​Friedrich Herman Taube, missionary teacher, was born on June 29, 1863, in the region of Saxony, Germany. Later in life he emigrated to Brazil and established in Porto Alegre, state of Rio Grande do Sul. He married Minna Taube and had two children, Alfredo Emílio (born in 1894) and Frida. After the birth of their first son, Friedrich and his family went back to Germany. However, they eventually returned to Porto Alegre sometime later, where Friedrich began working at a sock factory owned by a man named Fenzelau.

​Penisimani (Benjamin) Tavodi (Ta-von-dy) was a Seventh-day Adventist (SDA) Fijian ministerial worker who was a pioneer missionary in the territory of Papua. He was the first SDA missionary to die in service on the island of New Guinea.

Little was known about Timothy or Timotheus Tay (surname pinyin Zheng, name in Chinese 鄭提摩太, and Hokkianese Romanization Teh Hong Siang). But he had made significant contributions to the early days of the Adventist message in China, Singapore, and Malaysia.

The Taylor String Quartet, comprising children of Seventh-day Adventist music teachers Morris and Elaine Myers Taylor, achieved international acclaim during the 1970s and later became the resident string quartet at La Sierra University.

Charles Richard Taylor was a pastor, evangelist, missionary, educator and church administrator at the division and General Conference levels.

​Daniel T. Taylor, Advent Christian preacher, historian, and hymn writer, published what has been called “the first Adventist census” in 1860.

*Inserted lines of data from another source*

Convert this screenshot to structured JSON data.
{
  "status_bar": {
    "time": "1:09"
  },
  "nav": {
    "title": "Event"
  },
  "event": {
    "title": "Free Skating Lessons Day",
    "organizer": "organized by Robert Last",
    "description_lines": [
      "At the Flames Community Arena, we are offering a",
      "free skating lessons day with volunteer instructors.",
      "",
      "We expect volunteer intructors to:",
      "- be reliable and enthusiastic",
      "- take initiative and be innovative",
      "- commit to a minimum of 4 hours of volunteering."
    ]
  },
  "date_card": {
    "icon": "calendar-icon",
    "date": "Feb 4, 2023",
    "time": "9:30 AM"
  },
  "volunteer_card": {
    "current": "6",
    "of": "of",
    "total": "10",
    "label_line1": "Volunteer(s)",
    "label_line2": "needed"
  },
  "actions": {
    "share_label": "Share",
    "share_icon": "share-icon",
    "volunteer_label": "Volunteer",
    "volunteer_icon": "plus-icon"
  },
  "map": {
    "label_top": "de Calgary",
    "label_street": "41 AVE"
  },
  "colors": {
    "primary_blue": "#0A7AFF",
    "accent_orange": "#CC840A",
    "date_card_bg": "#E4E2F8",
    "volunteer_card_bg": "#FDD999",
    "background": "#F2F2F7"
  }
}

​George Benjamin Taylor was a pastor, educator, administrator, and missionary to Brazil.

​William and Mary Taylor were pioneering missionaries on the island of Ambrym, New Hebrides. Their service was interrupted by a serious volcanic eruption on the island in 1929.

​Te Karere o te Pono (“Messenger of Truth”) was a magazine printed for the Maori people of New Zealand in their own language.

​Te Maramarama (“The Lightbearer”) was a magazine printed for the people of the Society Islands in their own language.

Born in England, George Teasdale lived for 98 years, serving the Seventh-day Adventist Church as a missionary, pastor, administrator, teacher, college principal, and business manager.

Johana araap Telo was a pioneer Kipsigis Seventh-day Adventist, evangelist, and teacher. Johana araap Telo was born about the year 1900 at Sosiot in Kericho in Western Kenya.

Temeke Adventist Dispensary is a Seventh-day Adventist Church medical institution owned by South-East Tanzania Conference in the Southern Tanzania Union Mission.

​Henry Tempest played a major role in the early days of transforming a backyard enterprise into what is now Sanitarium, a multimillion-dollar international company.

Ruth Janetta Temple, M.D., was the first Black graduate from what is today the Loma Linda University School of Medicine, the first Black female physician licensed to practice in the state of California, and a lifelong public health crusader.

George C. Tenney was an American minister, educator, and author who served as editor of the Bible Echo and Signs of the Times in Australia from 1888 to 1892, and, after returning to the United States, filled editorial roles with the Review and Herald and other periodicals.

​John Ellis Tenney was a professor at Battle Creek College and principal of Southern Training School (forerunner of Southern Adventist University).

​Haroldo Morán Tenorio was a pastor, administrator, department leader, evangelist, and speaker of the La Voz de la Esperanza (The Voice of Hope) program in Peru.

​The Texas Conference is an administrative unit of the Seventh-day Adventist Church within the Southwestern Union Conference.

Thang Pu was a primary school teacher, active ordained pastor, executive secretary, treasurer, district leader, and mission president.